Search each line of the data for the word "highlight"; copy every line where it is found.
━━━ Data shown
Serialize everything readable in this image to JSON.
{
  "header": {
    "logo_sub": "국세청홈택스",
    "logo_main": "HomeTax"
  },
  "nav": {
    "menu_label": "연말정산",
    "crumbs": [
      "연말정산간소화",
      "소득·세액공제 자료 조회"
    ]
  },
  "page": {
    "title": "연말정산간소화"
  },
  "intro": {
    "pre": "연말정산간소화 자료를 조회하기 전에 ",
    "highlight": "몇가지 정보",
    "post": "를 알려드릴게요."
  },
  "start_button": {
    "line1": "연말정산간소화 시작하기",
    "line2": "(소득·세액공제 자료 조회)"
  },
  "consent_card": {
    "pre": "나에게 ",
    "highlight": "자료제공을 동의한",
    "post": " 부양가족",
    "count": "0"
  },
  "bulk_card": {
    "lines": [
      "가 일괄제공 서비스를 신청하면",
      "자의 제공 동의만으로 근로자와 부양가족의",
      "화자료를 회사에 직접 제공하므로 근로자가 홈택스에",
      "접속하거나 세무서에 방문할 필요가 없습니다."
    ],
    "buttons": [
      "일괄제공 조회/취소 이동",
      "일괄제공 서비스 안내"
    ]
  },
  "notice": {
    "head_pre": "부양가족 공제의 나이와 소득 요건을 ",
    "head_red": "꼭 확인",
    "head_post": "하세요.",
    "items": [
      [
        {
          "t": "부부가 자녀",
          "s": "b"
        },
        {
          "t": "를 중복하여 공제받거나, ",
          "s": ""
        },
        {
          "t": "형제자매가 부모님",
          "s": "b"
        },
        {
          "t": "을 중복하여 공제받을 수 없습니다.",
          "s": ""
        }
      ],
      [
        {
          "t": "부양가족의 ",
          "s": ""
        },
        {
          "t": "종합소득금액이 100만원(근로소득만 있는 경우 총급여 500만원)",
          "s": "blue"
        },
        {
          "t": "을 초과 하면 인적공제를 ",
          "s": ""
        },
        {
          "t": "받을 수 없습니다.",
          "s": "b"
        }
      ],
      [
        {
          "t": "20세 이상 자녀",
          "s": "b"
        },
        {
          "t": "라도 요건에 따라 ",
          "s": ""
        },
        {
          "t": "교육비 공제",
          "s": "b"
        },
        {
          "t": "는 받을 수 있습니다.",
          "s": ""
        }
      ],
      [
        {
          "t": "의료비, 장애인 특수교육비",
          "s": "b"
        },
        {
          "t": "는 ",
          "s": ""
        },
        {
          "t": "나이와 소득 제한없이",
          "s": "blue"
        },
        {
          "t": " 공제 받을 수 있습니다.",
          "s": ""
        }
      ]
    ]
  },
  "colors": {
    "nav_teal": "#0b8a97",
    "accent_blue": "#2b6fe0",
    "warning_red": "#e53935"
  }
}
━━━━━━
**Finished task**
    "highlight": "몇가지 정보",
    "highlight": "자료제공을 동의한",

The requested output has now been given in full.